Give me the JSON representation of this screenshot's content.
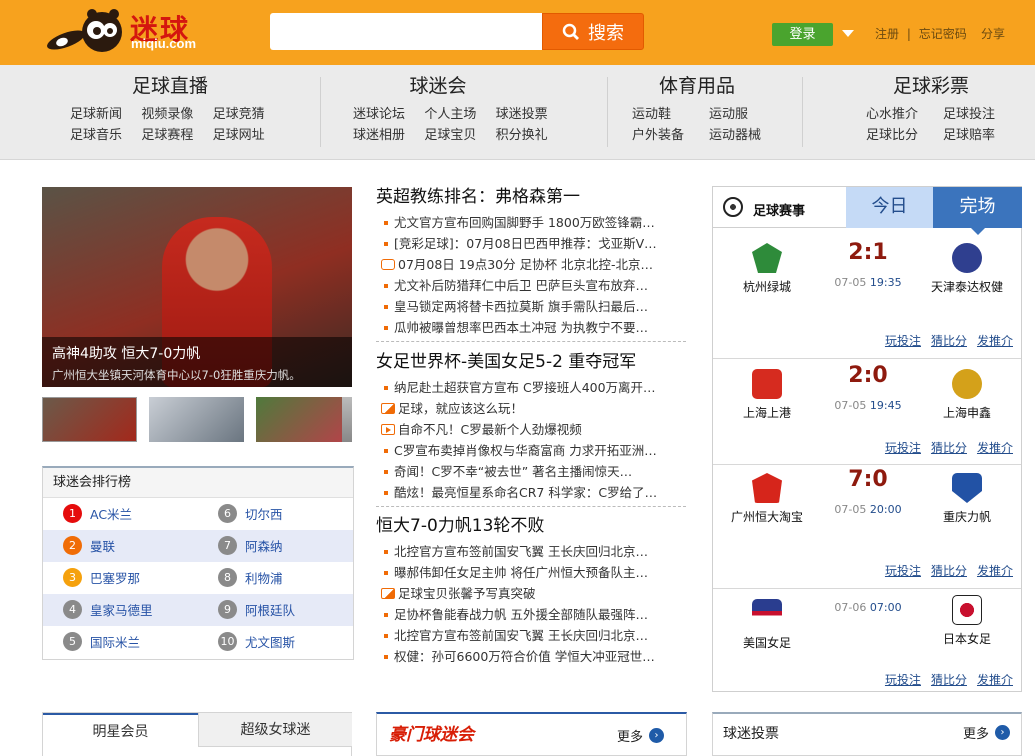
{
  "header": {
    "logo_cn": "迷球",
    "logo_en": "miqiu.com",
    "search_placeholder": "",
    "search_label": "搜索",
    "login": "登录",
    "register": "注册",
    "forgot": "忘记密码",
    "share": "分享"
  },
  "nav": [
    {
      "title": "足球直播",
      "links": [
        "足球新闻",
        "视频录像",
        "足球竞猜",
        "足球音乐",
        "足球赛程",
        "足球网址"
      ]
    },
    {
      "title": "球迷会",
      "links": [
        "迷球论坛",
        "个人主场",
        "球迷投票",
        "球迷相册",
        "足球宝贝",
        "积分换礼"
      ]
    },
    {
      "title": "体育用品",
      "links": [
        "运动鞋",
        "运动服",
        "户外装备",
        "运动器械"
      ]
    },
    {
      "title": "足球彩票",
      "links": [
        "心水推介",
        "足球投注",
        "足球比分",
        "足球赔率"
      ]
    }
  ],
  "hero": {
    "title": "高神4助攻 恒大7-0力帆",
    "subtitle": "广州恒大坐镇天河体育中心以7-0狂胜重庆力帆。"
  },
  "ranking": {
    "title": "球迷会排行榜",
    "rows": [
      [
        {
          "n": "1",
          "name": "AC米兰"
        },
        {
          "n": "6",
          "name": "切尔西"
        }
      ],
      [
        {
          "n": "2",
          "name": "曼联"
        },
        {
          "n": "7",
          "name": "阿森纳"
        }
      ],
      [
        {
          "n": "3",
          "name": "巴塞罗那"
        },
        {
          "n": "8",
          "name": "利物浦"
        }
      ],
      [
        {
          "n": "4",
          "name": "皇家马德里"
        },
        {
          "n": "9",
          "name": "阿根廷队"
        }
      ],
      [
        {
          "n": "5",
          "name": "国际米兰"
        },
        {
          "n": "10",
          "name": "尤文图斯"
        }
      ]
    ]
  },
  "bottom_tabs": {
    "tab1": "明星会员",
    "tab2": "超级女球迷"
  },
  "news": [
    {
      "title": "英超教练排名：弗格森第一",
      "items": [
        {
          "icon": "bullet",
          "text": "尤文官方宣布回购国脚野手 1800万欧签锋霸…"
        },
        {
          "icon": "bullet",
          "text": "[竞彩足球]：07月08日巴西甲推荐：戈亚斯V…"
        },
        {
          "icon": "video",
          "text": "07月08日 19点30分 足协杯 北京北控-北京…"
        },
        {
          "icon": "bullet",
          "text": "尤文补后防猎拜仁中后卫 巴萨巨头宣布放弃…"
        },
        {
          "icon": "bullet",
          "text": "皇马锁定两将替卡西拉莫斯 旗手需队扫最后…"
        },
        {
          "icon": "bullet",
          "text": "瓜帅被曝曾想率巴西本土冲冠 为执教宁不要…"
        }
      ]
    },
    {
      "title": "女足世界杯-美国女足5-2 重夺冠军",
      "items": [
        {
          "icon": "bullet",
          "text": "纳尼赴土超获官方宣布 C罗接班人400万离开…"
        },
        {
          "icon": "photo",
          "text": "足球，就应该这么玩！"
        },
        {
          "icon": "play",
          "text": "自命不凡！C罗最新个人劲爆视频"
        },
        {
          "icon": "bullet",
          "text": "C罗宣布卖掉肖像权与华裔富商 力求开拓亚洲…"
        },
        {
          "icon": "bullet",
          "text": "奇闻！C罗不幸“被去世” 著名主播闹惊天…"
        },
        {
          "icon": "bullet",
          "text": "酷炫！最亮恒星系命名CR7 科学家：C罗给了…"
        }
      ]
    },
    {
      "title": "恒大7-0力帆13轮不败",
      "items": [
        {
          "icon": "bullet",
          "text": "北控官方宣布签前国安飞翼 王长庆回归北京…"
        },
        {
          "icon": "bullet",
          "text": "曝郝伟卸任女足主帅 将任广州恒大预备队主…"
        },
        {
          "icon": "photo",
          "text": "足球宝贝张馨予写真突破"
        },
        {
          "icon": "bullet",
          "text": "足协杯鲁能春战力帆 五外援全部随队最强阵…"
        },
        {
          "icon": "bullet",
          "text": "北控官方宣布签前国安飞翼 王长庆回归北京…"
        },
        {
          "icon": "bullet",
          "text": "权健：孙可6600万符合价值 学恒大冲亚冠世…"
        }
      ]
    }
  ],
  "hao": {
    "title": "豪门球迷会",
    "more": "更多"
  },
  "matches_panel": {
    "label": "足球赛事",
    "tab_today": "今日",
    "tab_done": "完场",
    "links": [
      "玩投注",
      "猜比分",
      "发推介"
    ],
    "matches": [
      {
        "home": "杭州绿城",
        "away": "天津泰达权健",
        "score": "2:1",
        "date": "07-05",
        "time": "19:35",
        "home_color": "#2e8b3a",
        "away_color": "#2f3f8f"
      },
      {
        "home": "上海上港",
        "away": "上海申鑫",
        "score": "2:0",
        "date": "07-05",
        "time": "19:45",
        "home_color": "#d62b1f",
        "away_color": "#d4a11a"
      },
      {
        "home": "广州恒大淘宝",
        "away": "重庆力帆",
        "score": "7:0",
        "date": "07-05",
        "time": "20:00",
        "home_color": "#d6251b",
        "away_color": "#2252a5"
      },
      {
        "home": "美国女足",
        "away": "日本女足",
        "score": "",
        "date": "07-06",
        "time": "07:00",
        "home_color": "#2a3d8f",
        "away_color": "#c8102e"
      }
    ]
  },
  "vote": {
    "title": "球迷投票",
    "more": "更多"
  }
}
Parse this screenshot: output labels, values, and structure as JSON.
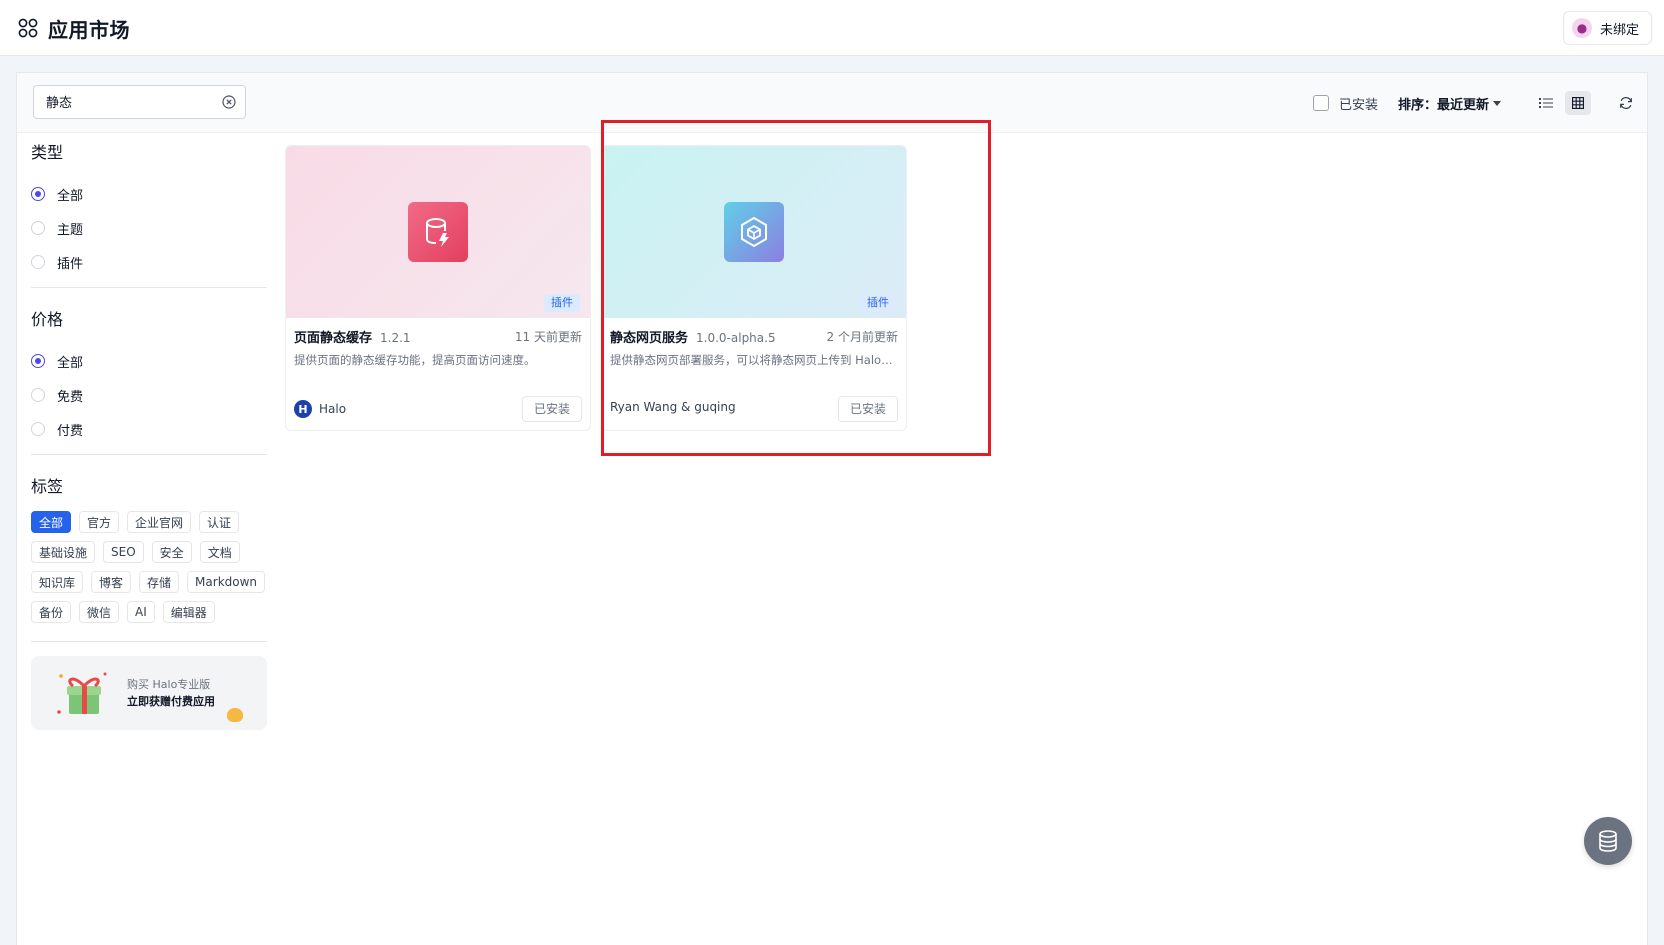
{
  "header": {
    "title": "应用市场",
    "bind_label": "未绑定"
  },
  "toolbar": {
    "search_value": "静态",
    "installed_label": "已安装",
    "sort_label": "排序：",
    "sort_value": "最近更新"
  },
  "filters": {
    "type": {
      "title": "类型",
      "options": [
        "全部",
        "主题",
        "插件"
      ],
      "selected": "全部"
    },
    "price": {
      "title": "价格",
      "options": [
        "全部",
        "免费",
        "付费"
      ],
      "selected": "全部"
    },
    "tags": {
      "title": "标签",
      "items": [
        "全部",
        "官方",
        "企业官网",
        "认证",
        "基础设施",
        "SEO",
        "安全",
        "文档",
        "知识库",
        "博客",
        "存储",
        "Markdown",
        "备份",
        "微信",
        "AI",
        "编辑器"
      ],
      "selected": "全部"
    }
  },
  "promo": {
    "line1": "购买 Halo专业版",
    "line2": "立即获赠付费应用"
  },
  "apps": [
    {
      "name": "页面静态缓存",
      "version": "1.2.1",
      "updated": "11 天前更新",
      "description": "提供页面的静态缓存功能，提高页面访问速度。",
      "author": "Halo",
      "author_initial": "H",
      "kind": "插件",
      "action": "已安装"
    },
    {
      "name": "静态网页服务",
      "version": "1.0.0-alpha.5",
      "updated": "2 个月前更新",
      "description": "提供静态网页部署服务，可以将静态网页上传到 Halo，…",
      "author": "Ryan Wang & guqing",
      "kind": "插件",
      "action": "已安装"
    }
  ],
  "colors": {
    "accent": "#2563eb",
    "radio": "#4f46e5",
    "highlight": "#e11d2a"
  }
}
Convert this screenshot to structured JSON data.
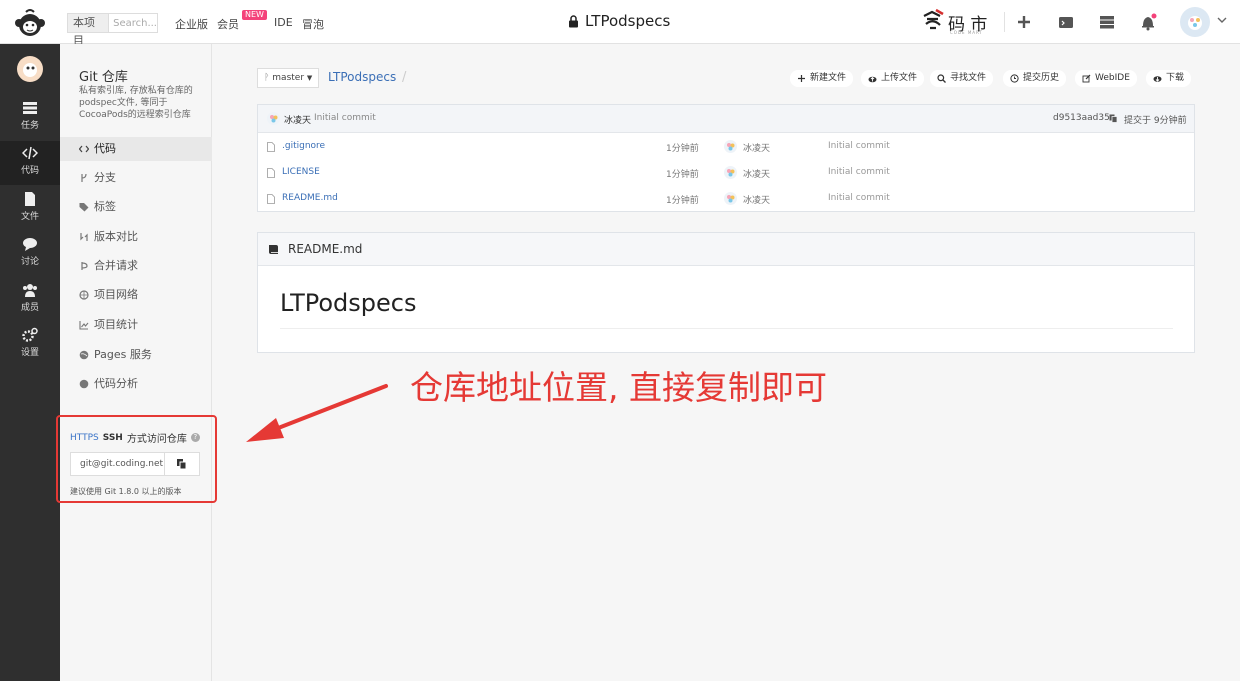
{
  "topbar": {
    "project_label": "本项目",
    "search_placeholder": "Search...",
    "nav": [
      "企业版",
      "会员",
      "IDE",
      "冒泡"
    ],
    "new_badge": "NEW",
    "title": "LTPodspecs",
    "brand": "码 市",
    "brand_sub": "CODE MART"
  },
  "rail": {
    "items": [
      {
        "label": "任务",
        "icon": "tasks-icon"
      },
      {
        "label": "代码",
        "icon": "code-icon"
      },
      {
        "label": "文件",
        "icon": "file-icon"
      },
      {
        "label": "讨论",
        "icon": "chat-icon"
      },
      {
        "label": "成员",
        "icon": "members-icon"
      },
      {
        "label": "设置",
        "icon": "settings-icon"
      }
    ]
  },
  "sidenav": {
    "title": "Git 仓库",
    "description": "私有索引库, 存放私有仓库的podspec文件, 等同于CocoaPods的远程索引仓库",
    "items": [
      {
        "label": "代码",
        "icon": "code-icon"
      },
      {
        "label": "分支",
        "icon": "branch-icon"
      },
      {
        "label": "标签",
        "icon": "tag-icon"
      },
      {
        "label": "版本对比",
        "icon": "compare-icon"
      },
      {
        "label": "合并请求",
        "icon": "merge-request-icon"
      },
      {
        "label": "项目网络",
        "icon": "network-icon"
      },
      {
        "label": "项目统计",
        "icon": "stats-icon"
      },
      {
        "label": "Pages 服务",
        "icon": "pages-icon"
      },
      {
        "label": "代码分析",
        "icon": "analysis-icon"
      }
    ]
  },
  "clone": {
    "https_label": "HTTPS",
    "ssh_label": "SSH",
    "title": "方式访问仓库",
    "url": "git@git.coding.net",
    "note": "建议使用 Git 1.8.0 以上的版本"
  },
  "repo": {
    "branch": "master",
    "name": "LTPodspecs",
    "actions": [
      {
        "label": "新建文件",
        "icon": "plus-icon"
      },
      {
        "label": "上传文件",
        "icon": "cloud-upload-icon"
      },
      {
        "label": "寻找文件",
        "icon": "search-icon"
      },
      {
        "label": "提交历史",
        "icon": "history-icon"
      },
      {
        "label": "WebIDE",
        "icon": "edit-icon"
      },
      {
        "label": "下载",
        "icon": "cloud-download-icon"
      }
    ]
  },
  "last_commit": {
    "author": "冰凌天",
    "message": "Initial commit",
    "hash": "d9513aad35",
    "time": "提交于 9分钟前"
  },
  "files": [
    {
      "name": ".gitignore",
      "ago": "1分钟前",
      "author": "冰凌天",
      "message": "Initial commit"
    },
    {
      "name": "LICENSE",
      "ago": "1分钟前",
      "author": "冰凌天",
      "message": "Initial commit"
    },
    {
      "name": "README.md",
      "ago": "1分钟前",
      "author": "冰凌天",
      "message": "Initial commit"
    }
  ],
  "readme": {
    "filename": "README.md",
    "heading": "LTPodspecs"
  },
  "annotation": {
    "text": "仓库地址位置, 直接复制即可",
    "color": "#e53935"
  }
}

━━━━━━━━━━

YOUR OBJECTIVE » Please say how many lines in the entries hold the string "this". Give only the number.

ANSWER SECTION » 3